Auric acid is a chemical compound that is widely used in various industries. It has a unique structure and properties that make it useful in many different applications. In this article, we will explore the definition and meaning of auric acid, its origin, and its associations.
Auric acid is a chemical compound with the formula HAuO4. It is an oxoacid of gold, which means it contains oxygen and hydrogen atoms bonded to a gold atom. Auric acid is a yellow, crystalline solid that is highly soluble in water and other polar solvents.
Auric acid is a strong oxidizing agent and can react with many different substances. It is used in the production of gold nanoparticles, as a catalyst in organic reactions, and in the electroplating of gold.
The name auric acid comes from the Latin word for gold, “aurum”. It was first synthesized in the early 1800s by the French chemist Louis Jacques Thénard. Thénard discovered that auric acid could be produced by treating gold metal with nitric acid.
Meaning in different dictionaries
According to the Merriam-Webster dictionary, auric acid is “a yellow crystalline compound HAuO4 obtained by treating gold with nitric acid and used as a reagent and as a source of gold for electroplating.”
The Oxford English Dictionary defines auric acid as “a yellow crystalline compound of gold and oxygen, used in the production of gold nanoparticles and as a catalyst in organic reactions.”
Auric acid is commonly associated with the production of gold nanoparticles.

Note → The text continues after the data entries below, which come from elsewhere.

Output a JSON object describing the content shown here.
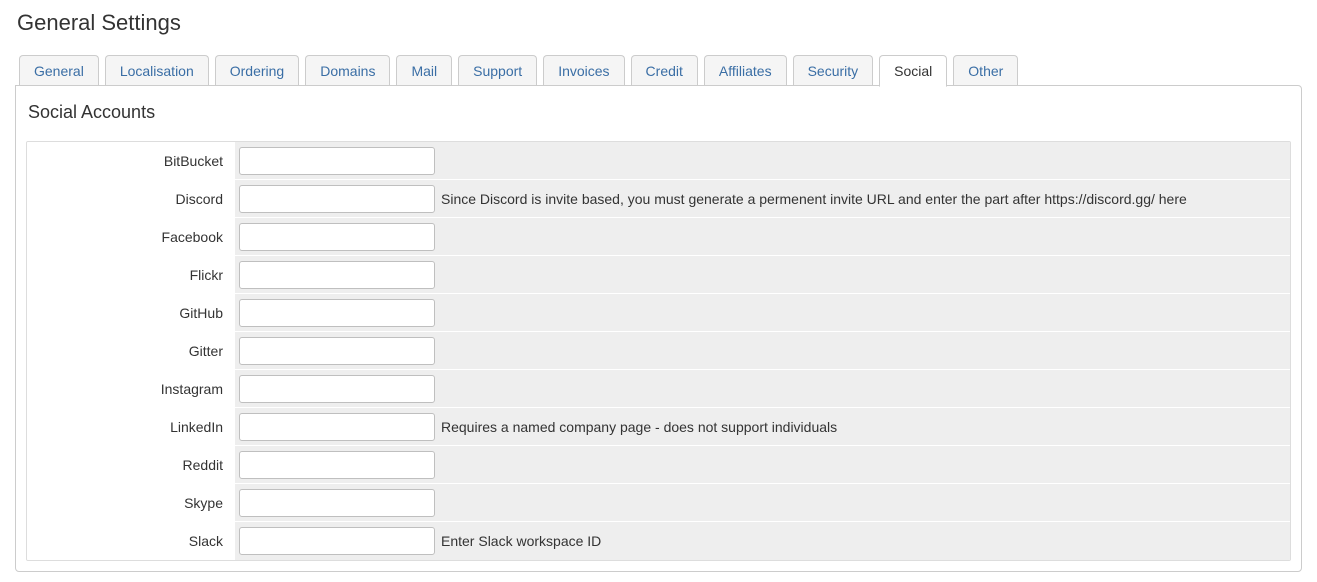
{
  "page_title": "General Settings",
  "tabs": [
    {
      "key": "general",
      "label": "General",
      "active": false
    },
    {
      "key": "localisation",
      "label": "Localisation",
      "active": false
    },
    {
      "key": "ordering",
      "label": "Ordering",
      "active": false
    },
    {
      "key": "domains",
      "label": "Domains",
      "active": false
    },
    {
      "key": "mail",
      "label": "Mail",
      "active": false
    },
    {
      "key": "support",
      "label": "Support",
      "active": false
    },
    {
      "key": "invoices",
      "label": "Invoices",
      "active": false
    },
    {
      "key": "credit",
      "label": "Credit",
      "active": false
    },
    {
      "key": "affiliates",
      "label": "Affiliates",
      "active": false
    },
    {
      "key": "security",
      "label": "Security",
      "active": false
    },
    {
      "key": "social",
      "label": "Social",
      "active": true
    },
    {
      "key": "other",
      "label": "Other",
      "active": false
    }
  ],
  "section_title": "Social Accounts",
  "fields": [
    {
      "key": "bitbucket",
      "label": "BitBucket",
      "value": "",
      "hint": ""
    },
    {
      "key": "discord",
      "label": "Discord",
      "value": "",
      "hint": "Since Discord is invite based, you must generate a permenent invite URL and enter the part after https://discord.gg/ here"
    },
    {
      "key": "facebook",
      "label": "Facebook",
      "value": "",
      "hint": ""
    },
    {
      "key": "flickr",
      "label": "Flickr",
      "value": "",
      "hint": ""
    },
    {
      "key": "github",
      "label": "GitHub",
      "value": "",
      "hint": ""
    },
    {
      "key": "gitter",
      "label": "Gitter",
      "value": "",
      "hint": ""
    },
    {
      "key": "instagram",
      "label": "Instagram",
      "value": "",
      "hint": ""
    },
    {
      "key": "linkedin",
      "label": "LinkedIn",
      "value": "",
      "hint": "Requires a named company page - does not support individuals"
    },
    {
      "key": "reddit",
      "label": "Reddit",
      "value": "",
      "hint": ""
    },
    {
      "key": "skype",
      "label": "Skype",
      "value": "",
      "hint": ""
    },
    {
      "key": "slack",
      "label": "Slack",
      "value": "",
      "hint": "Enter Slack workspace ID"
    }
  ]
}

These nanoparticles have unique optical and electronic properties that make them useful in many different applications, including biomedical imaging, drug delivery, and cancer therapy.

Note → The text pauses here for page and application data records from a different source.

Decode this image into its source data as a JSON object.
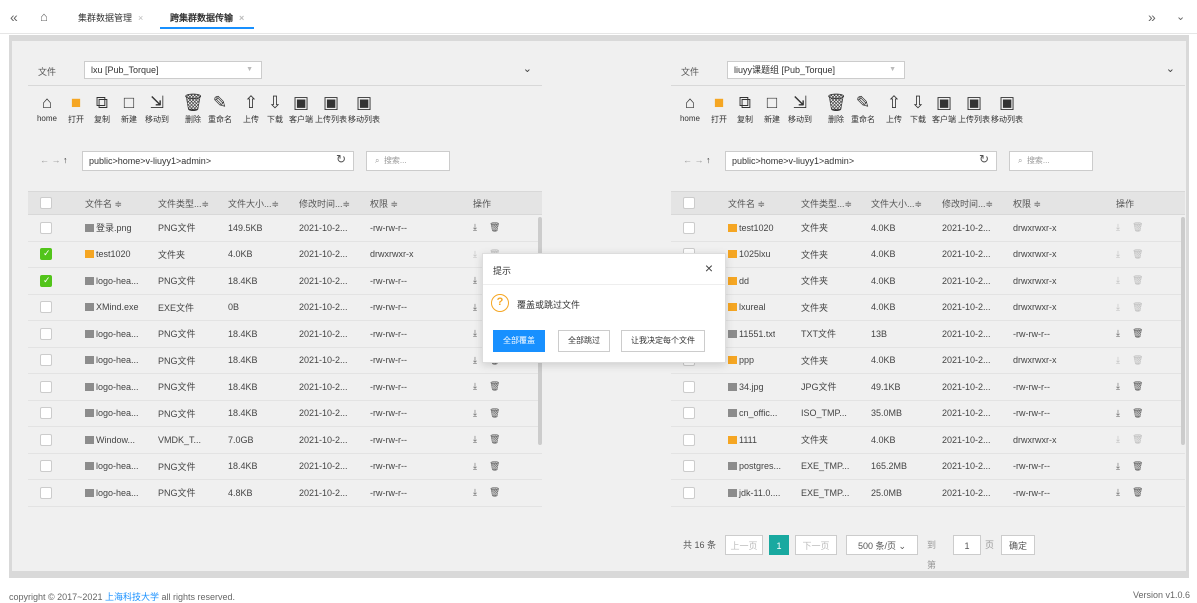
{
  "topbar": {
    "back_icon": "double-chevron-left-icon",
    "home_icon": "home-icon",
    "tabs": [
      {
        "label": "集群数据管理",
        "active": false
      },
      {
        "label": "跨集群数据传输",
        "active": true
      }
    ],
    "forward_icon": "double-chevron-right-icon",
    "menu_icon": "chevron-down-icon"
  },
  "toolbar_labels": [
    "home",
    "打开",
    "复制",
    "新建",
    "移动到",
    "删除",
    "重命名",
    "上传",
    "下载",
    "客户端",
    "上传列表",
    "移动列表"
  ],
  "table_headers": {
    "name": "文件名 ≑",
    "type": "文件类型...≑",
    "size": "文件大小...≑",
    "mtime": "修改时间...≑",
    "perm": "权限 ≑",
    "ops": "操作"
  },
  "left_panel": {
    "label": "文件",
    "cluster_select": "lxu [Pub_Torque]",
    "path": "public>home>v-liuyy1>admin>",
    "search_placeholder": "搜索...",
    "rows": [
      {
        "checked": false,
        "kind": "file",
        "name": "登录.png",
        "type": "PNG文件",
        "size": "149.5KB",
        "mtime": "2021-10-2...",
        "perm": "-rw-rw-r--"
      },
      {
        "checked": true,
        "kind": "folder",
        "name": "test1020",
        "type": "文件夹",
        "size": "4.0KB",
        "mtime": "2021-10-2...",
        "perm": "drwxrwxr-x"
      },
      {
        "checked": true,
        "kind": "file",
        "name": "logo-hea...",
        "type": "PNG文件",
        "size": "18.4KB",
        "mtime": "2021-10-2...",
        "perm": "-rw-rw-r--"
      },
      {
        "checked": false,
        "kind": "file",
        "name": "XMind.exe",
        "type": "EXE文件",
        "size": "0B",
        "mtime": "2021-10-2...",
        "perm": "-rw-rw-r--"
      },
      {
        "checked": false,
        "kind": "file",
        "name": "logo-hea...",
        "type": "PNG文件",
        "size": "18.4KB",
        "mtime": "2021-10-2...",
        "perm": "-rw-rw-r--"
      },
      {
        "checked": false,
        "kind": "file",
        "name": "logo-hea...",
        "type": "PNG文件",
        "size": "18.4KB",
        "mtime": "2021-10-2...",
        "perm": "-rw-rw-r--"
      },
      {
        "checked": false,
        "kind": "file",
        "name": "logo-hea...",
        "type": "PNG文件",
        "size": "18.4KB",
        "mtime": "2021-10-2...",
        "perm": "-rw-rw-r--"
      },
      {
        "checked": false,
        "kind": "file",
        "name": "logo-hea...",
        "type": "PNG文件",
        "size": "18.4KB",
        "mtime": "2021-10-2...",
        "perm": "-rw-rw-r--"
      },
      {
        "checked": false,
        "kind": "file",
        "name": "Window...",
        "type": "VMDK_T...",
        "size": "7.0GB",
        "mtime": "2021-10-2...",
        "perm": "-rw-rw-r--"
      },
      {
        "checked": false,
        "kind": "file",
        "name": "logo-hea...",
        "type": "PNG文件",
        "size": "18.4KB",
        "mtime": "2021-10-2...",
        "perm": "-rw-rw-r--"
      },
      {
        "checked": false,
        "kind": "file",
        "name": "logo-hea...",
        "type": "PNG文件",
        "size": "4.8KB",
        "mtime": "2021-10-2...",
        "perm": "-rw-rw-r--"
      }
    ]
  },
  "right_panel": {
    "label": "文件",
    "cluster_select": "liuyy课题组 [Pub_Torque]",
    "path": "public>home>v-liuyy1>admin>",
    "search_placeholder": "搜索...",
    "rows": [
      {
        "checked": false,
        "kind": "folder",
        "name": "test1020",
        "type": "文件夹",
        "size": "4.0KB",
        "mtime": "2021-10-2...",
        "perm": "drwxrwxr-x"
      },
      {
        "checked": false,
        "kind": "folder",
        "name": "1025lxu",
        "type": "文件夹",
        "size": "4.0KB",
        "mtime": "2021-10-2...",
        "perm": "drwxrwxr-x"
      },
      {
        "checked": false,
        "kind": "folder",
        "name": "dd",
        "type": "文件夹",
        "size": "4.0KB",
        "mtime": "2021-10-2...",
        "perm": "drwxrwxr-x"
      },
      {
        "checked": false,
        "kind": "folder",
        "name": "lxureal",
        "type": "文件夹",
        "size": "4.0KB",
        "mtime": "2021-10-2...",
        "perm": "drwxrwxr-x"
      },
      {
        "checked": false,
        "kind": "file",
        "name": "11551.txt",
        "type": "TXT文件",
        "size": "13B",
        "mtime": "2021-10-2...",
        "perm": "-rw-rw-r--"
      },
      {
        "checked": false,
        "kind": "folder",
        "name": "ppp",
        "type": "文件夹",
        "size": "4.0KB",
        "mtime": "2021-10-2...",
        "perm": "drwxrwxr-x"
      },
      {
        "checked": false,
        "kind": "file",
        "name": "34.jpg",
        "type": "JPG文件",
        "size": "49.1KB",
        "mtime": "2021-10-2...",
        "perm": "-rw-rw-r--"
      },
      {
        "checked": false,
        "kind": "file",
        "name": "cn_offic...",
        "type": "ISO_TMP...",
        "size": "35.0MB",
        "mtime": "2021-10-2...",
        "perm": "-rw-rw-r--"
      },
      {
        "checked": false,
        "kind": "folder",
        "name": "1111",
        "type": "文件夹",
        "size": "4.0KB",
        "mtime": "2021-10-2...",
        "perm": "drwxrwxr-x"
      },
      {
        "checked": false,
        "kind": "file",
        "name": "postgres...",
        "type": "EXE_TMP...",
        "size": "165.2MB",
        "mtime": "2021-10-2...",
        "perm": "-rw-rw-r--"
      },
      {
        "checked": false,
        "kind": "file",
        "name": "jdk-11.0....",
        "type": "EXE_TMP...",
        "size": "25.0MB",
        "mtime": "2021-10-2...",
        "perm": "-rw-rw-r--"
      }
    ],
    "pager": {
      "total": "共 16 条",
      "prev": "上一页",
      "current": "1",
      "next": "下一页",
      "page_size": "500 条/页",
      "goto_label": "到第",
      "goto_value": "1",
      "page_unit": "页",
      "confirm": "确定"
    }
  },
  "dialog": {
    "title": "提示",
    "message": "覆盖或跳过文件",
    "buttons": [
      "全部覆盖",
      "全部跳过",
      "让我决定每个文件"
    ]
  },
  "footer": {
    "copyright_prefix": "copyright © 2017~2021 ",
    "org_link": "上海科技大学",
    "copyright_suffix": " all rights reserved.",
    "version": "Version v1.0.6"
  },
  "colors": {
    "primary": "#1890ff",
    "checkbox_checked": "#52c41a",
    "pager_current": "#19a9a0",
    "folder": "#f5a623"
  }
}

Auric acid is also used as a catalyst in organic reactions. It can help speed up chemical reactions and make them more efficient. This makes it a valuable tool in the production of many different chemicals and materials.
Some synonyms of auric acid include gold(III) oxide hydrate, hydrogen aurate, and auric hydroxide.

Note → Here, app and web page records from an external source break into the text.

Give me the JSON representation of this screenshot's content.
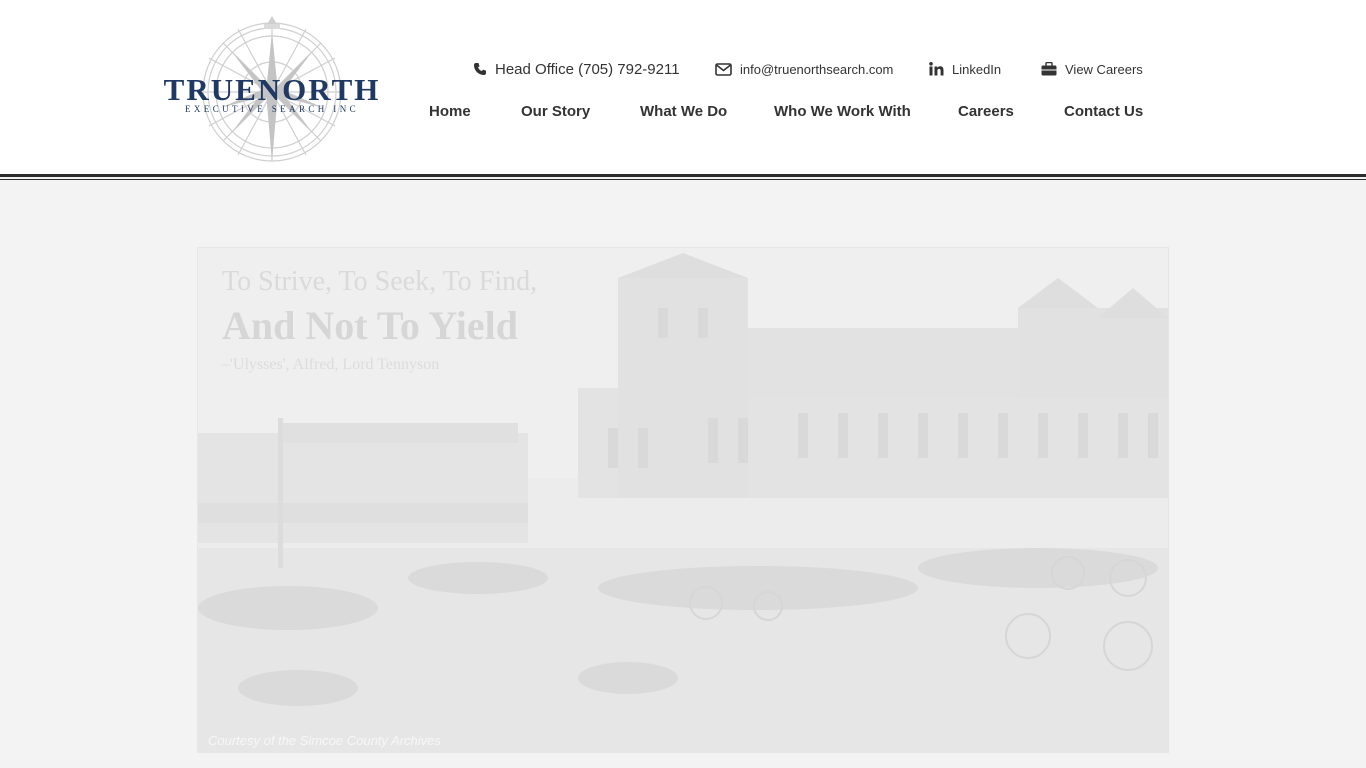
{
  "brand": {
    "name": "TRUENORTH",
    "tagline": "EXECUTIVE SEARCH INC",
    "primary_color": "#1f3864",
    "compass_color": "#c9c9c9"
  },
  "contact": {
    "phone": {
      "icon": "phone-icon",
      "text": "Head Office (705) 792-9211"
    },
    "email": {
      "icon": "envelope-icon",
      "text": "info@truenorthsearch.com"
    },
    "linkedin": {
      "icon": "linkedin-icon",
      "text": "LinkedIn"
    },
    "careers": {
      "icon": "briefcase-icon",
      "text": "View Careers"
    }
  },
  "nav": {
    "items": [
      {
        "label": "Home"
      },
      {
        "label": "Our Story"
      },
      {
        "label": "What We Do"
      },
      {
        "label": "Who We Work With"
      },
      {
        "label": "Careers"
      },
      {
        "label": "Contact Us"
      }
    ]
  },
  "hero": {
    "quote_line1": "To Strive, To Seek, To Find,",
    "quote_line2": "And Not To Yield",
    "attribution": "–'Ulysses', Alfred, Lord Tennyson",
    "credit": "Courtesy of the Simcoe County Archives"
  }
}
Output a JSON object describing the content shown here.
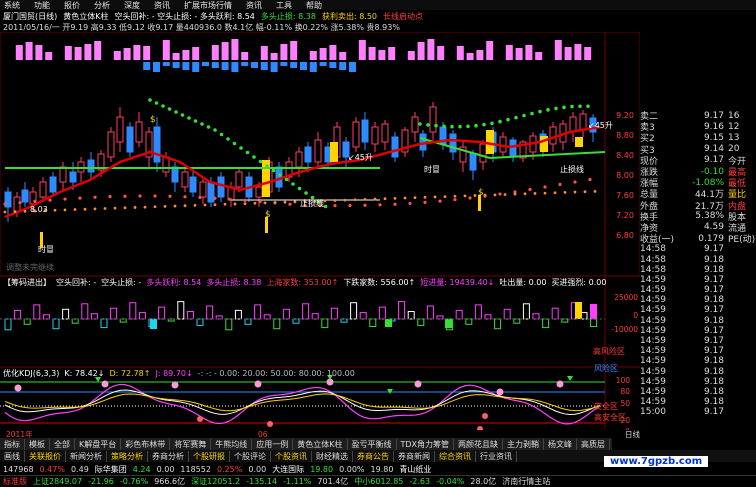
{
  "menu": [
    "系统",
    "功能",
    "报价",
    "分析",
    "深度",
    "资讯",
    "扩展市场行情",
    "资讯",
    "工具",
    "帮助"
  ],
  "window_title": {
    "code": "厦门国贸(日线)",
    "indicator": "黄色立体K柱",
    "ind2": "空头回补: - 空头止损: - 多头跃利: 8.54",
    "ind3": "多头止损: 8.38",
    "ind4": "获利卖出: 8.50",
    "ind5": "长线启动点"
  },
  "info_line": "2011/05/16/一 开9.19 高9.33 低9.12 收9.17 量440936.0 数4.1亿 幅-0.11% 换0.22% 涨5.38% 贵8.93%",
  "price_labels": [
    "9.20",
    "8.80",
    "8.40",
    "8.00",
    "7.60",
    "7.20",
    "6.80"
  ],
  "chart_annotations": {
    "label_803": "8.03",
    "label_shimao": "时冒",
    "label_45sheng_left": "↙45升",
    "label_zhisun_bottom": "止损线",
    "label_45sheng_right": "↙45升",
    "label_zhisun_right": "止损线",
    "label_shimao_right": "时冒",
    "label_yingli": "调整未完继续"
  },
  "kline_markers": {
    "up_icon": "$",
    "down_icon": "$"
  },
  "vol_header": {
    "title": "【筹码进出】",
    "a": "空头回补: -",
    "b": "空头止损: -",
    "c": "多头跃利: 8.54",
    "d": "多头止损: 8.38",
    "e": "上海家数: 353.00↑",
    "f": "下跌家数: 556.00↑",
    "g": "短进量: 19439.40↓",
    "h": "吐出量: 0.00",
    "i": "买进强烈: 0.00"
  },
  "vol_labels": [
    "25000",
    "0",
    "-10000"
  ],
  "kdj_header": {
    "name": "优化KDJ(6,3,3)",
    "k": "K: 78.42↓",
    "d": "D: 72.78↑",
    "j": "J: 89.70↓",
    "rest": "-: -: - 0.00: 20.00: 50.00: 80.00: 100.00"
  },
  "kdj_labels": [
    "100",
    "80",
    "50",
    "20",
    "0"
  ],
  "kdj_zones": {
    "high": "高风险区",
    "risk": "风险区",
    "safe": "安全区",
    "high_safe": "高安全区"
  },
  "year_label": "2011年",
  "month_label": "06",
  "date_label": "日线",
  "quote": {
    "rows": [
      {
        "k": "卖二",
        "v": "9.17",
        "e": "16",
        "c1": "#ddd",
        "c2": "#ddd"
      },
      {
        "k": "卖3",
        "v": "9.16",
        "e": "12",
        "c1": "#ddd",
        "c2": "#ddd"
      },
      {
        "k": "买2",
        "v": "9.15",
        "e": "13",
        "c1": "#ddd",
        "c2": "#ddd"
      },
      {
        "k": "买3",
        "v": "9.14",
        "e": "20",
        "c1": "#ddd",
        "c2": "#ddd"
      },
      {
        "k": "现价",
        "v": "9.17",
        "e": "今开",
        "c1": "#ddd",
        "c2": "#ddd"
      },
      {
        "k": "涨跌",
        "v": "-0.10",
        "e": "最高",
        "c1": "#ddd",
        "c2": "#ff3b3b"
      },
      {
        "k": "涨幅",
        "v": "-1.08%",
        "e": "最低",
        "c1": "#ddd",
        "c2": "#ff3b3b"
      },
      {
        "k": "总量",
        "v": "44.1万",
        "e": "量比",
        "c1": "#ddd",
        "c2": "#ffd400"
      },
      {
        "k": "外盘",
        "v": "21.7万",
        "e": "内盘",
        "c1": "#ddd",
        "c2": "#ff3b3b"
      },
      {
        "k": "换手",
        "v": "5.38%",
        "e": "股本",
        "c1": "#ddd",
        "c2": "#ddd"
      },
      {
        "k": "净资",
        "v": "4.59",
        "e": "流通",
        "c1": "#ddd",
        "c2": "#ddd"
      },
      {
        "k": "收益(一)",
        "v": "0.179",
        "e": "PE(动)",
        "c1": "#ddd",
        "c2": "#ddd"
      }
    ],
    "ticks": [
      {
        "t": "14:58",
        "p": "9.17"
      },
      {
        "t": "14:58",
        "p": "9.18"
      },
      {
        "t": "14:58",
        "p": "9.18"
      },
      {
        "t": "14:59",
        "p": "9.17"
      },
      {
        "t": "14:59",
        "p": "9.17"
      },
      {
        "t": "14:59",
        "p": "9.18"
      },
      {
        "t": "14:59",
        "p": "9.17"
      },
      {
        "t": "14:59",
        "p": "9.18"
      },
      {
        "t": "14:59",
        "p": "9.17"
      },
      {
        "t": "14:59",
        "p": "9.17"
      },
      {
        "t": "14:59",
        "p": "9.17"
      },
      {
        "t": "14:59",
        "p": "9.18"
      },
      {
        "t": "14:59",
        "p": "9.18"
      },
      {
        "t": "14:59",
        "p": "9.18"
      },
      {
        "t": "14:59",
        "p": "9.18"
      },
      {
        "t": "14:59",
        "p": "9.18"
      },
      {
        "t": "15:00",
        "p": "9.17"
      }
    ]
  },
  "tabs1": [
    "指标",
    "模板",
    "全部",
    "K解盘平台",
    "彩色布林带",
    "将军赛舞",
    "牛熊均线",
    "应用一例",
    "黄色立体K柱",
    "盈亏平衡线",
    "TDX角力筹管",
    "两颜花且缺",
    "主力剥鞘",
    "杨文峰",
    "高质层"
  ],
  "tabs2": [
    "画线",
    "关联报价",
    "新闻分析",
    "策略分析",
    "券商分析",
    "个股研报",
    "个股评论",
    "个股资讯",
    "财经精选",
    "券商公告",
    "券商新闻",
    "综合资讯",
    "行业资讯"
  ],
  "ticker": [
    "147968",
    "0.47%",
    "0.49",
    "际华集团",
    "4.24",
    "0.00",
    "118552",
    "0.25%",
    "0.00",
    "大连国际",
    "19.80",
    "0.00%",
    "19.80",
    "青山纸业"
  ],
  "statusbar": [
    "标准版",
    "上证2849.07",
    "-21.96",
    "-0.76%",
    "966.6亿",
    "深证12051.2",
    "-135.14",
    "-1.11%",
    "701.4亿",
    "中小6012.85",
    "-2.63",
    "-0.04%",
    "28.0亿",
    "济南行情主站"
  ],
  "watermark": "www.7gpzb.com",
  "colors": {
    "up": "#ff3b6b",
    "down": "#2e8bff",
    "yellow": "#ffd400",
    "green": "#35e035",
    "red": "#e00000",
    "magenta": "#ff40ff",
    "cyan": "#22d3ee"
  }
}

There are no direct antonyms of auric acid, but it can be contrasted with other oxoacids of gold, such as aurous acid (HAuO2) and gold peroxide (Au2O3).
The same root words
The word “auric” comes from the Latin word for gold, “aurum”. Other words with the same root include “auriferous” (containing gold) and “aurumvorax” (a mythical creature that devours gold).
- The production of gold nanoparticles requires the use of auric acid.
- Auric acid is a strong oxidizing agent that can react with many different substances.
- The catalytic properties of auric acid make it useful in organic chemistry.
- Auric acid is highly soluble in water and other polar solvents.
- The yellow color of auric acid is due to the presence of gold atoms.